The council's contract with GLL is for 25 years. Robust contract monitoring is in place with Key Performance Indicators which commit GLL to annual reductions of 2.5 per cent in energy consumption, an annual reduction in water consumption of 1 per cent and implementation of an Environmental Management System. The contract also includes £1.9 million for lifecycle maintenance capital works to maintain energy improvements in future e.g. heat pump renewal to take advantage of new technology.

Lessons learned

The key lessons learnt were:

  • Major capital projects need to integrate low carbon technology as early as possible in the design process, and/or be future-proofed to ensure that they can accommodate new, low carbon technologies as they emerge - this will make them more adaptable and ultimately reduce the costs of retrofit should it be required.
  • Capital funds from different sources (leisure and low carbon) were blended to enable a better solution to be delivered, requiring a flexible approach to the deployment of the Council's capital funds.
  • It would have been possible for the council and GLL to not look for additional carbon reduction measures once planning permission had been secured but a shared commitment to continuous improvement meant that they kept exploring opportunities to improve carbon performance despite this milestone being reached.
  • High electricity costs which rose rapidly during construction threatened to undermine the business case for heat pumps but the combination of the investment already made in energy efficient building fabric, and the additional solar PV capacity to enable 'self-supply' of electricity at lower cost, meaning that a business case could still be made.
  • Strong political commitment to climate action being followed through in strategic investments, with appropriate financial commitments to enable this, was a critical success factor in the project

In 2021 Reading was added to the ‘A’ list of cities taking ‘bold climate action’ by the international NGO, the Carbon Disclosure Project (CDP). The Council was proud to retain Reading's ‘A’ list status in 2022 – one of only 19 UK local authority areas to receive this accolade.

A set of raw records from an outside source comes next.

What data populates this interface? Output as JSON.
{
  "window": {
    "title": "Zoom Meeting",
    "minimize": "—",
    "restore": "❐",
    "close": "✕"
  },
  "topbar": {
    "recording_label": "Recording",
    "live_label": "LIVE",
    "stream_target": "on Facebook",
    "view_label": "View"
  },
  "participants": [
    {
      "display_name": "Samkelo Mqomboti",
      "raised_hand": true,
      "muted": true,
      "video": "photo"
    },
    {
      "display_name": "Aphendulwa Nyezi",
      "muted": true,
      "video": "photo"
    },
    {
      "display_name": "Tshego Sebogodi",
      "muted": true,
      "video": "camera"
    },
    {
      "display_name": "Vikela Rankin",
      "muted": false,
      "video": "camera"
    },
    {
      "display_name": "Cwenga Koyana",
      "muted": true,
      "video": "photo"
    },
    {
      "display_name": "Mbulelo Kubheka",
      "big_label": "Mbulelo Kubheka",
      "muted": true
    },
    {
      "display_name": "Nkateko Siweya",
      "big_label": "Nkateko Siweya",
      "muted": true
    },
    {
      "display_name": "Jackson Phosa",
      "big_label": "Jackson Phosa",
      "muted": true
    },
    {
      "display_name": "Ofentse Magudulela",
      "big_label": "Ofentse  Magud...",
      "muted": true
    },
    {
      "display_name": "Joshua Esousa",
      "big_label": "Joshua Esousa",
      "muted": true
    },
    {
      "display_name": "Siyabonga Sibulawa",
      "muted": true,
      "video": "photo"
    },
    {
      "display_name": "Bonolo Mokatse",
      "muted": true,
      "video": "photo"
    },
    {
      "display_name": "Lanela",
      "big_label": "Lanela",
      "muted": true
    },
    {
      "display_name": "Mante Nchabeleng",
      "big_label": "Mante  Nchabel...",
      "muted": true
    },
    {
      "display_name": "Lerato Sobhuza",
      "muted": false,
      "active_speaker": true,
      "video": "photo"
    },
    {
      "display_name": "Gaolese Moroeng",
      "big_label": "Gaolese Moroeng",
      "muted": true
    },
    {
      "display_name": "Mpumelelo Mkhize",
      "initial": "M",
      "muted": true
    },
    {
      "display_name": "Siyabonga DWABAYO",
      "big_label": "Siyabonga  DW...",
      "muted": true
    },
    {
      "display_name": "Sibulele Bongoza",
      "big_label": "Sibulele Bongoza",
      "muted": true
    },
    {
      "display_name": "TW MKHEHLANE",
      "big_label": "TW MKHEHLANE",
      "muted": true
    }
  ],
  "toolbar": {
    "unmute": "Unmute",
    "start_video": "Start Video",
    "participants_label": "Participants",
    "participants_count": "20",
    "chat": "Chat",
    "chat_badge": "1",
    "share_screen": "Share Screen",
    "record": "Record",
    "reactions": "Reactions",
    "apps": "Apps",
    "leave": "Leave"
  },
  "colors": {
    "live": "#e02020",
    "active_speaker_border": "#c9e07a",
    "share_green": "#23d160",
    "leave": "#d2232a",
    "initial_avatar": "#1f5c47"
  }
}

Reading's low carbon leisure programme was cited in the council's 2022 submission to CDP to illustrate its efforts to lead by example – representing as it does a major investment in public health, wellbeing, the local economy, and the climate.

Additional Links

Media release on agreement of additional funding for low carbon measures in leisure centres (March 2022)

Media release on opening of Palmer Park leisure centre (December 2022)